Despite its impressive visuals and a solid first act, 'Last Days on Mars' devolves into a stupid and uninspired zombie flick that ruin's the movie's initial promise.
'Behind the Candelabra' is Steven Soderbergh's Glamorous, Garish and Great Goodbye (For Now)
"Behind the Candelabra," which premiered at Cannes today before heading to HBO on Sunday, May 26th at 9pm, is Steven Soderbergh's virtuoso swan song to filmmaking (at least for now), his final feature before stopping to focus on his painting.
After his epic 1985 Holocaust documentary "Shoah," filmmaker Claude Lanzmann shows that he is still very much capable of mining engrossing material about the atrocity, with his latest "The Last of the Unjust" covering the Czech ghetto Therienstadt.
Killer Dance Movies and Crime In Simple, Formulaic 'Grisgris'
The movie has a lot less on its mind and makes no drastic attempts to overreach. A straightforward tale of overcoming personal and professional challenges with no fancy dressing, "Grigris" goes down easy but offers nothing remotely fresh.
Suicide and Sexual Abuse Abound in Claire Denis' Frustratingly Muddled 'Bastards'
Despite a strong cast and shadowy mysteries that deepen the plot, "The Bastards" creates the sour impression of a half-formed work.
Family Problems Dominate In Clio Barnard's 'The Selfish Giant' And Kore-eda's 'Like Father Like Son,' But 'Borgman' Makes Them Scary
Movies for families tend to embrace the value of sticking together. However, movies about families -- at least those with a certain amount of gall -- assail that very same principle.
Why 'Inside Llewyn Davis' Isn't the Minor Coen Bros.
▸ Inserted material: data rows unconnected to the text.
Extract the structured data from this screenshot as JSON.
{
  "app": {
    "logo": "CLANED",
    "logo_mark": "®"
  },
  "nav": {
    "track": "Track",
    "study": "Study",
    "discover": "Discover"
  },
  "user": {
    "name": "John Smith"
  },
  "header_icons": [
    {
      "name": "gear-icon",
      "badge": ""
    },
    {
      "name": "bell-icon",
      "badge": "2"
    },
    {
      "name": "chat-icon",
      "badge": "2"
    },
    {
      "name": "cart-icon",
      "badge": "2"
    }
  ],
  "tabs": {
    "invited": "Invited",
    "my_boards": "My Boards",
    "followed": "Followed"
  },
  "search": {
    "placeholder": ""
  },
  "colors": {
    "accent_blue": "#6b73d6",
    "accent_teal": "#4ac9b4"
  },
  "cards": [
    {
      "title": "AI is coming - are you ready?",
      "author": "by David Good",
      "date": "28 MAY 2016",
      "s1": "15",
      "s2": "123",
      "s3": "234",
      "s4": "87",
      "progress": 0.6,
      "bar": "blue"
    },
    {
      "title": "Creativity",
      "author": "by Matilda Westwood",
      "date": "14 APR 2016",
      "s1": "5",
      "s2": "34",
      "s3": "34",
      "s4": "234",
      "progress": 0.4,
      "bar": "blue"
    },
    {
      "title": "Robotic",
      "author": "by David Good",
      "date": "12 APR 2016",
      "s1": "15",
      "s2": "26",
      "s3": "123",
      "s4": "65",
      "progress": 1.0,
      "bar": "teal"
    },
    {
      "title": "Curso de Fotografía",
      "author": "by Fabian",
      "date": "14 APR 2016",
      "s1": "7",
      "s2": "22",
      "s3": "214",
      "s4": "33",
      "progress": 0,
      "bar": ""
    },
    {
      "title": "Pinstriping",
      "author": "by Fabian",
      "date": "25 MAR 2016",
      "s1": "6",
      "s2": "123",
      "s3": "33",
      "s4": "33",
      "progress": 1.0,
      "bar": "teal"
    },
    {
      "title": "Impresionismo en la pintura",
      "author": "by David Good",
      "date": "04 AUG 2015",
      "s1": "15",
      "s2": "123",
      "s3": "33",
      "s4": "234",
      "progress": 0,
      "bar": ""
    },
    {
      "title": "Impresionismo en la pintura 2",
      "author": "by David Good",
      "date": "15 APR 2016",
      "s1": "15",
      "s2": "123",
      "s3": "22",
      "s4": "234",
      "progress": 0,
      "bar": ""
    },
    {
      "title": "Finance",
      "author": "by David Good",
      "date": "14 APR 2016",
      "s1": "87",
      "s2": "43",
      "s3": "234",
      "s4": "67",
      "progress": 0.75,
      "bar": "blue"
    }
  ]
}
Movie It Looks Like
The Coen Brothers surprised and impressed with "Inside Llewyn Davis," their 1960's-set tale of a fledgling folk musician thanks to a revelatory performance by Oscar Isaac in the title role as well as a catchy score by T. Bone Burnett.
'The Dance of Reality,' Alejandro Jodorowsky's First Film in 23 years, is a Return to Form
Legendary cult director Alejandro Jodorowsky returns to the filmmaking scene after over two decades without losing any of his brazenly surreal panache.
Roman Polanski's Rarely Seen Formula 1 Racing Doc 'Weekend of a Champion' Is Restored and Updated at Cannes
Rarely screened around the world, "Weekend of a Champion" was praised by racing enthusiasts but otherwise remained a near-mythological sidenote to the more significant credits Polanski accrued during that major period of his career.
Teens Living Dangerously in Sofia Coppola's "The Bling Ring" and Francois Ozon's "Young and Beautiful"
Arriving on the heels of his Oscar-winning 2011 drama "A Separation," "The Past" sees Iranian director Asghar Farhadi leaving his native country for France, while still maintaining his steadfast devotion to his characters' emotions.